┌────────
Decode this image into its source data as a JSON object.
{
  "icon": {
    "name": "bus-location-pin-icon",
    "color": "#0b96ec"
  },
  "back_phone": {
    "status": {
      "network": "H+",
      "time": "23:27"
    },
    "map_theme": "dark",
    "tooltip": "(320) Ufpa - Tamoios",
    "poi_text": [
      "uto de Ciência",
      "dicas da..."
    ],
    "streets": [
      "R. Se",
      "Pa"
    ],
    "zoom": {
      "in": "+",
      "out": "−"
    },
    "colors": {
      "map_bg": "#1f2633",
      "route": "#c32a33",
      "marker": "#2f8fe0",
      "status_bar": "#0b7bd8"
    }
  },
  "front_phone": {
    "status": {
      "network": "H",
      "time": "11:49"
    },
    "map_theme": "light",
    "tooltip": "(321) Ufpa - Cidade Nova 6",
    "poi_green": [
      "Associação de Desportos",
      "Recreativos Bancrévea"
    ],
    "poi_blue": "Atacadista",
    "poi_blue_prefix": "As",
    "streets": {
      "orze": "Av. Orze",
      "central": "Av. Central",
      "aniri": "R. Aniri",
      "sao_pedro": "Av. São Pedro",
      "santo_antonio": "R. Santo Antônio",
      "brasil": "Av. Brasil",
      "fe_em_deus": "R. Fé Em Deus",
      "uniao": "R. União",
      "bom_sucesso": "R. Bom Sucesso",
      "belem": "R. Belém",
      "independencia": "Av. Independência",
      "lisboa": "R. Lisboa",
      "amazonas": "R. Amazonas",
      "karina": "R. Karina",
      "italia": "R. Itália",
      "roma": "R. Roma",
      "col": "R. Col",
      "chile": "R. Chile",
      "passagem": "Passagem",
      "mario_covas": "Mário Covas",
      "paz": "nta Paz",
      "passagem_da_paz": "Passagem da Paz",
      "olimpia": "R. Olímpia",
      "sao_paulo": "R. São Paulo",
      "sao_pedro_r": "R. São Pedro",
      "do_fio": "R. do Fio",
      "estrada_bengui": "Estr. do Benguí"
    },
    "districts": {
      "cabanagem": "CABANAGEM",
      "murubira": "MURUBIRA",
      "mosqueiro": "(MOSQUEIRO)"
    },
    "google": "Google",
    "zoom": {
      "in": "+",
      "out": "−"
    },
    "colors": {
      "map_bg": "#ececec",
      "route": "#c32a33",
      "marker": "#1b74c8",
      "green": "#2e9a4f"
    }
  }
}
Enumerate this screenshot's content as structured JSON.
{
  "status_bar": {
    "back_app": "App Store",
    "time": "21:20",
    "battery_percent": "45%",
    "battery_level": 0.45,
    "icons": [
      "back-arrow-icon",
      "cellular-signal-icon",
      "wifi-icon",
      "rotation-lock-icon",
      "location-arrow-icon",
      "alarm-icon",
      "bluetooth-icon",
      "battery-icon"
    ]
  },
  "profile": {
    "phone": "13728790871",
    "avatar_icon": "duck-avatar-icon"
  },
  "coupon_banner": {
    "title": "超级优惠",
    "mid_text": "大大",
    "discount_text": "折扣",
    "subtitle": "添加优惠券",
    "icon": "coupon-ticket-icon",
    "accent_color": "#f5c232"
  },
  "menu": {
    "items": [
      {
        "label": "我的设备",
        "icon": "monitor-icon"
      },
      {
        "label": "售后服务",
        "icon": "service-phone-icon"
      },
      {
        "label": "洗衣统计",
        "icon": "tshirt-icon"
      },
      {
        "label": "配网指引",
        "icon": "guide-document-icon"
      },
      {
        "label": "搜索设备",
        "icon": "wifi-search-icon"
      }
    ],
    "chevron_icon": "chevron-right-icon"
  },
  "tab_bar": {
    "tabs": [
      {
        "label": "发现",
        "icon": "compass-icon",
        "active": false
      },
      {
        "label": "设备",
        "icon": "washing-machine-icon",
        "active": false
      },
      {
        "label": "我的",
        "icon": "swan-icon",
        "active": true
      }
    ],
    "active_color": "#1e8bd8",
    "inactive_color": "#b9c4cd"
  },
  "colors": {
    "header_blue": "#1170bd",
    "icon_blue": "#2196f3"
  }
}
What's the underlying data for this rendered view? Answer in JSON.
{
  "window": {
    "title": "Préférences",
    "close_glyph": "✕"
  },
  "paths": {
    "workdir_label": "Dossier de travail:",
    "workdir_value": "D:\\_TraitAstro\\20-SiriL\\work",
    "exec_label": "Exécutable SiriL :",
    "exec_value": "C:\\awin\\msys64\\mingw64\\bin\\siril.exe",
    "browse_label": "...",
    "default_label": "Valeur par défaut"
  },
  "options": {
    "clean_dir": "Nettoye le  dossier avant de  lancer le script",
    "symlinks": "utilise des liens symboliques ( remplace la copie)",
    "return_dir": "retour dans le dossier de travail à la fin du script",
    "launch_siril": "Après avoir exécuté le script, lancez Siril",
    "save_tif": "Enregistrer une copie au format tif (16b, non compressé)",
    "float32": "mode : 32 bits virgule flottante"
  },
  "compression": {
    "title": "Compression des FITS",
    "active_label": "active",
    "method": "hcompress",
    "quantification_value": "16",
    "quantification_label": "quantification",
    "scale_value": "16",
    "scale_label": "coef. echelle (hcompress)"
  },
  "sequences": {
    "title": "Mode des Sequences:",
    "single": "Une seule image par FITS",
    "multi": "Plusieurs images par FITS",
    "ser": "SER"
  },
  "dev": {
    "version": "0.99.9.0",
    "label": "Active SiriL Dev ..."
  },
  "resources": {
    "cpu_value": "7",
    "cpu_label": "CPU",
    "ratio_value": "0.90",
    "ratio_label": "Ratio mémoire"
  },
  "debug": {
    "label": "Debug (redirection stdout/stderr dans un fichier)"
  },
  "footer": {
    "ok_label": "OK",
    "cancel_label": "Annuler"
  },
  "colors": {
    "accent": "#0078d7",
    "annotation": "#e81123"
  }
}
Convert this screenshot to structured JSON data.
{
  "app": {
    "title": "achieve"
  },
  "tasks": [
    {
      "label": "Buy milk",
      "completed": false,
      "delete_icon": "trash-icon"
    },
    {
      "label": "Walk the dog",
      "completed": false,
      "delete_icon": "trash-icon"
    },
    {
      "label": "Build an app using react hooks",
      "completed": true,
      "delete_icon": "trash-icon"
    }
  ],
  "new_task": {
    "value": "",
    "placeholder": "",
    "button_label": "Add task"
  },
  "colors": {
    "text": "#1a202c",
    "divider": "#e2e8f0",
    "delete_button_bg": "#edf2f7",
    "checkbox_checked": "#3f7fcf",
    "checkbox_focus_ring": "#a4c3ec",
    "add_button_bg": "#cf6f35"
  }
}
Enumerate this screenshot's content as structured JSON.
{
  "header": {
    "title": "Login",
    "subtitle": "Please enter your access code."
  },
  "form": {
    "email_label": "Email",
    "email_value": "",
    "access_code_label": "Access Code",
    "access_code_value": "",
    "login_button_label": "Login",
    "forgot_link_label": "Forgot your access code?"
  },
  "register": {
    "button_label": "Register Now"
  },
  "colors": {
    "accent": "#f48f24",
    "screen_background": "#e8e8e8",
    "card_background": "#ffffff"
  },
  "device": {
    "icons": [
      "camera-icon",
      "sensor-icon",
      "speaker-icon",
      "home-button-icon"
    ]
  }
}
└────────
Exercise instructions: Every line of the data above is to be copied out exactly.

Written answer:
Decode this image into its source data as a JSON object.
{
  "icon": {
    "name": "bus-location-pin-icon",
    "color": "#0b96ec"
  },
  "back_phone": {
    "status": {
      "network": "H+",
      "time": "23:27"
    },
    "map_theme": "dark",
    "tooltip": "(320) Ufpa - Tamoios",
    "poi_text": [
      "uto de Ciência",
      "dicas da..."
    ],
    "streets": [
      "R. Se",
      "Pa"
    ],
    "zoom": {
      "in": "+",
      "out": "−"
    },
    "colors": {
      "map_bg": "#1f2633",
      "route": "#c32a33",
      "marker": "#2f8fe0",
      "status_bar": "#0b7bd8"
    }
  },
  "front_phone": {
    "status": {
      "network": "H",
      "time": "11:49"
    },
    "map_theme": "light",
    "tooltip": "(321) Ufpa - Cidade Nova 6",
    "poi_green": [
      "Associação de Desportos",
      "Recreativos Bancrévea"
    ],
    "poi_blue": "Atacadista",
    "poi_blue_prefix": "As",
    "streets": {
      "orze": "Av. Orze",
      "central": "Av. Central",
      "aniri": "R. Aniri",
      "sao_pedro": "Av. São Pedro",
      "santo_antonio": "R. Santo Antônio",
      "brasil": "Av. Brasil",
      "fe_em_deus": "R. Fé Em Deus",
      "uniao": "R. União",
      "bom_sucesso": "R. Bom Sucesso",
      "belem": "R. Belém",
      "independencia": "Av. Independência",
      "lisboa": "R. Lisboa",
      "amazonas": "R. Amazonas",
      "karina": "R. Karina",
      "italia": "R. Itália",
      "roma": "R. Roma",
      "col": "R. Col",
      "chile": "R. Chile",
      "passagem": "Passagem",
      "mario_covas": "Mário Covas",
      "paz": "nta Paz",
      "passagem_da_paz": "Passagem da Paz",
      "olimpia": "R. Olímpia",
      "sao_paulo": "R. São Paulo",
      "sao_pedro_r": "R. São Pedro",
      "do_fio": "R. do Fio",
      "estrada_bengui": "Estr. do Benguí"
    },
    "districts": {
      "cabanagem": "CABANAGEM",
      "murubira": "MURUBIRA",
      "mosqueiro": "(MOSQUEIRO)"
    },
    "google": "Google",
    "zoom": {
      "in": "+",
      "out": "−"
    },
    "colors": {
      "map_bg": "#ececec",
      "route": "#c32a33",
      "marker": "#1b74c8",
      "green": "#2e9a4f"
    }
  }
}
Enumerate this screenshot's content as structured JSON.
{
  "status_bar": {
    "back_app": "App Store",
    "time": "21:20",
    "battery_percent": "45%",
    "battery_level": 0.45,
    "icons": [
      "back-arrow-icon",
      "cellular-signal-icon",
      "wifi-icon",
      "rotation-lock-icon",
      "location-arrow-icon",
      "alarm-icon",
      "bluetooth-icon",
      "battery-icon"
    ]
  },
  "profile": {
    "phone": "13728790871",
    "avatar_icon": "duck-avatar-icon"
  },
  "coupon_banner": {
    "title": "超级优惠",
    "mid_text": "大大",
    "discount_text": "折扣",
    "subtitle": "添加优惠券",
    "icon": "coupon-ticket-icon",
    "accent_color": "#f5c232"
  },
  "menu": {
    "items": [
      {
        "label": "我的设备",
        "icon": "monitor-icon"
      },
      {
        "label": "售后服务",
        "icon": "service-phone-icon"
      },
      {
        "label": "洗衣统计",
        "icon": "tshirt-icon"
      },
      {
        "label": "配网指引",
        "icon": "guide-document-icon"
      },
      {
        "label": "搜索设备",
        "icon": "wifi-search-icon"
      }
    ],
    "chevron_icon": "chevron-right-icon"
  },
  "tab_bar": {
    "tabs": [
      {
        "label": "发现",
        "icon": "compass-icon",
        "active": false
      },
      {
        "label": "设备",
        "icon": "washing-machine-icon",
        "active": false
      },
      {
        "label": "我的",
        "icon": "swan-icon",
        "active": true
      }
    ],
    "active_color": "#1e8bd8",
    "inactive_color": "#b9c4cd"
  },
  "colors": {
    "header_blue": "#1170bd",
    "icon_blue": "#2196f3"
  }
}
What's the underlying data for this rendered view? Answer in JSON.
{
  "window": {
    "title": "Préférences",
    "close_glyph": "✕"
  },
  "paths": {
    "workdir_label": "Dossier de travail:",
    "workdir_value": "D:\\_TraitAstro\\20-SiriL\\work",
    "exec_label": "Exécutable SiriL :",
    "exec_value": "C:\\awin\\msys64\\mingw64\\bin\\siril.exe",
    "browse_label": "...",
    "default_label": "Valeur par défaut"
  },
  "options": {
    "clean_dir": "Nettoye le  dossier avant de  lancer le script",
    "symlinks": "utilise des liens symboliques ( remplace la copie)",
    "return_dir": "retour dans le dossier de travail à la fin du script",
    "launch_siril": "Après avoir exécuté le script, lancez Siril",
    "save_tif": "Enregistrer une copie au format tif (16b, non compressé)",
    "float32": "mode : 32 bits virgule flottante"
  },
  "compression": {
    "title": "Compression des FITS",
    "active_label": "active",
    "method": "hcompress",
    "quantification_value": "16",
    "quantification_label": "quantification",
    "scale_value": "16",
    "scale_label": "coef. echelle (hcompress)"
  },
  "sequences": {
    "title": "Mode des Sequences:",
    "single": "Une seule image par FITS",
    "multi": "Plusieurs images par FITS",
    "ser": "SER"
  },
  "dev": {
    "version": "0.99.9.0",
    "label": "Active SiriL Dev ..."
  },
  "resources": {
    "cpu_value": "7",
    "cpu_label": "CPU",
    "ratio_value": "0.90",
    "ratio_label": "Ratio mémoire"
  },
  "debug": {
    "label": "Debug (redirection stdout/stderr dans un fichier)"
  },
  "footer": {
    "ok_label": "OK",
    "cancel_label": "Annuler"
  },
  "colors": {
    "accent": "#0078d7",
    "annotation": "#e81123"
  }
}
Convert this screenshot to structured JSON data.
{
  "app": {
    "title": "achieve"
  },
  "tasks": [
    {
      "label": "Buy milk",
      "completed": false,
      "delete_icon": "trash-icon"
    },
    {
      "label": "Walk the dog",
      "completed": false,
      "delete_icon": "trash-icon"
    },
    {
      "label": "Build an app using react hooks",
      "completed": true,
      "delete_icon": "trash-icon"
    }
  ],
  "new_task": {
    "value": "",
    "placeholder": "",
    "button_label": "Add task"
  },
  "colors": {
    "text": "#1a202c",
    "divider": "#e2e8f0",
    "delete_button_bg": "#edf2f7",
    "checkbox_checked": "#3f7fcf",
    "checkbox_focus_ring": "#a4c3ec",
    "add_button_bg": "#cf6f35"
  }
}
Enumerate this screenshot's content as structured JSON.
{
  "header": {
    "title": "Login",
    "subtitle": "Please enter your access code."
  },
  "form": {
    "email_label": "Email",
    "email_value": "",
    "access_code_label": "Access Code",
    "access_code_value": "",
    "login_button_label": "Login",
    "forgot_link_label": "Forgot your access code?"
  },
  "register": {
    "button_label": "Register Now"
  },
  "colors": {
    "accent": "#f48f24",
    "screen_background": "#e8e8e8",
    "card_background": "#ffffff"
  },
  "device": {
    "icons": [
      "camera-icon",
      "sensor-icon",
      "speaker-icon",
      "home-button-icon"
    ]
  }
}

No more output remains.